« PreviousContinue »
Against that overcoming light) Was then reviewed, and prompt word given. That to what place soever fled 'He should be seized, alive or dead.
The troop of horse had gamed the height Where Francis stood in open sight. They hem him round—" Behold the proof, Behold the ensign in his hand! He did not arm, he walked aloof 1 For why?—to save his father's land;— Worst traitor of them all is he, A traitor dark and cowardly!"

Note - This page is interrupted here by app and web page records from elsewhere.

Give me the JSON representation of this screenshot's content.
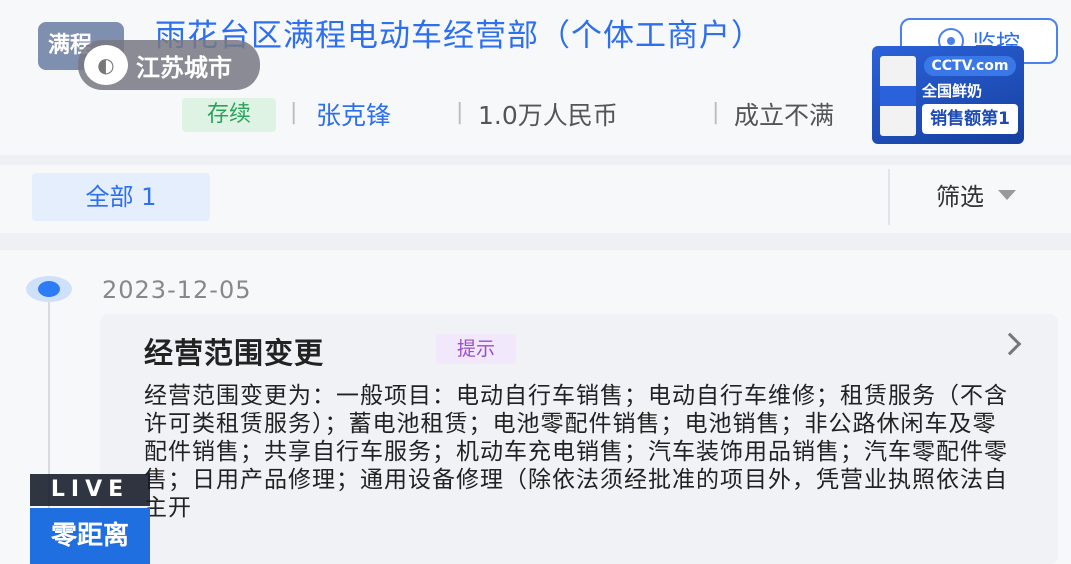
{
  "header": {
    "logo_text": "满程",
    "company_name": "雨花台区满程电动车经营部（个体工商户）",
    "monitor_label": "监控",
    "status": "存续",
    "legal_rep": "张克锋",
    "capital": "1.0万人民币",
    "founded": "成立不满"
  },
  "watermark": {
    "mark": "◐",
    "name": "江苏城市"
  },
  "ad": {
    "cctv": "CCTV.com",
    "line1": "全国鲜奶",
    "line2": "销售额第1"
  },
  "filter": {
    "tab_all": "全部 1",
    "filter_label": "筛选"
  },
  "events": [
    {
      "date": "2023-12-05",
      "title": "经营范围变更",
      "tag": "提示",
      "body": "经营范围变更为：一般项目：电动自行车销售；电动自行车维修；租赁服务（不含许可类租赁服务）；蓄电池租赁；电池零配件销售；电池销售；非公路休闲车及零配件销售；共享自行车服务；机动车充电销售；汽车装饰用品销售；汽车零配件零售；日用产品修理；通用设备修理（除依法须经批准的项目外，凭营业执照依法自主开"
    }
  ],
  "live": {
    "label": "LIVE",
    "program": "零距离"
  },
  "colors": {
    "accent": "#2e6ff0",
    "status_green": "#2aa35a",
    "tag_purple": "#9b4ecb"
  }
}
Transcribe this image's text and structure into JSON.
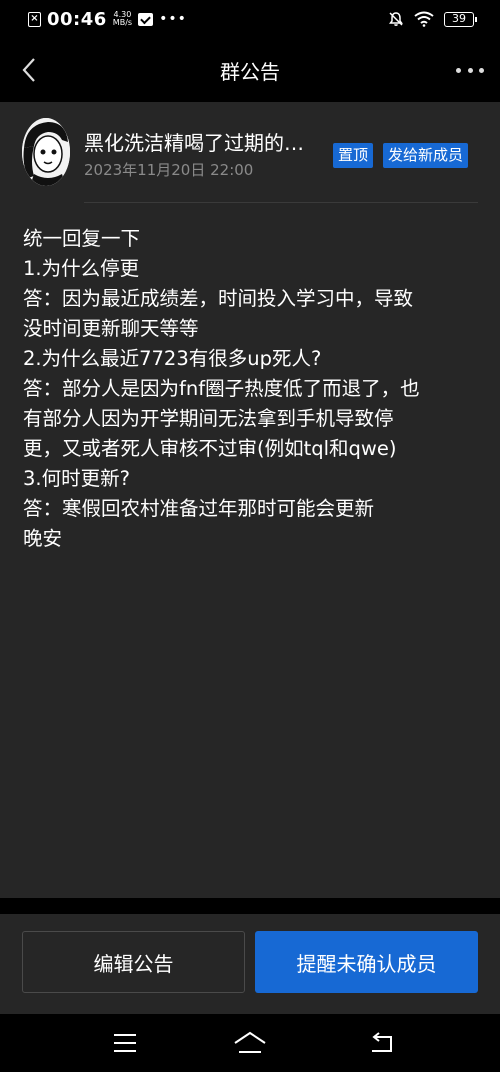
{
  "status_bar": {
    "time": "00:46",
    "speed_value": "4.30",
    "speed_unit": "MB/s",
    "dots": "•••",
    "battery": "39"
  },
  "nav": {
    "title": "群公告"
  },
  "post": {
    "author": "黑化洗洁精喝了过期的…",
    "time": "2023年11月20日 22:00",
    "badge_pinned": "置顶",
    "badge_send": "发给新成员",
    "lines": [
      "统一回复一下",
      "1.为什么停更",
      "答：因为最近成绩差，时间投入学习中，导致",
      "没时间更新聊天等等",
      "2.为什么最近7723有很多up死人?",
      "答：部分人是因为fnf圈子热度低了而退了，也",
      "有部分人因为开学期间无法拿到手机导致停",
      "更，又或者死人审核不过审(例如tql和qwe)",
      "3.何时更新?",
      "答：寒假回农村准备过年那时可能会更新",
      "晚安"
    ]
  },
  "actions": {
    "edit_label": "编辑公告",
    "remind_label": "提醒未确认成员"
  },
  "colors": {
    "accent": "#1769d4",
    "content_bg": "#262626",
    "page_bg": "#000000",
    "muted_text": "#8a8a8a"
  }
}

"I am no traitor," Francis said, "Though this unhappy freight I bear; It weakens me, my heart hath bled Till it is weak—but you, beware, Nor do a suffermg spirit wrong, Whose self-reproaches are too strong 1" At this he from the beaten road Retreated towards a brake of thorn, Which like a place of 'vantage showed; And there stood bravely, though forlorn. In self-defence with warlike brow He stood,—nor weaponless was now; He from a soldier's hand had snatched A spear,—and with his eyes he watched Their motions, turning round and round: His weaker hand the banner held; And straight, by savage zeal impelled, Forth rushed a pikeman, as if he. Not without harsh indignity, Would seize the same:—instinctively— To smite the offender—with his lance Did Francis from the brake advance
But, from behind, a treacherous wound,
Unfeeling, brought him to the ground,
A mortal stroke:—oh, grief to tell!
Thus, thus, the noble Francis fell:
There did he lie of breath forsaken;
The banner from his grasp was taken,
And borne exultingly away;
And the body was left on the ground where it lay.
Two days, as many nights, he slept
Apart, some little space, was made
But Emily hath raised her head,
Thou spirit, whose angelic hand
Say, spirit! whither hath she fled
'Tis done;—despoil and desolation
That used to spread its boughs, and ring
With the sweet birds' carolling.
Behold her, like a virgin queen,
Neglecting in imperial state
These outward images of fate,
And carrying inward a serene
And perfect sway, through many a thought
Of chance and change, that hath been brought
To the subjection of a holy,
Though stern and rigorous, melancholy!
The like authority, with grace
Of awfulness, is in her face,—
There hath she fixed it; yet it seems
To o'ershadow by no native right
That face• which cannot lose the gleams,
Lose utterly the tender gleams •
Of gentleness and meek delight,
And loving-kindness ever bright:.
Such is her sovereign mien ;—her drees
(A vest, with woollen cincture tied,
A hood of mountain-wool undyed)
Is homely,—fashioned to express
A wandering pilgrim's humbleness.
And she hath wandered, long and far,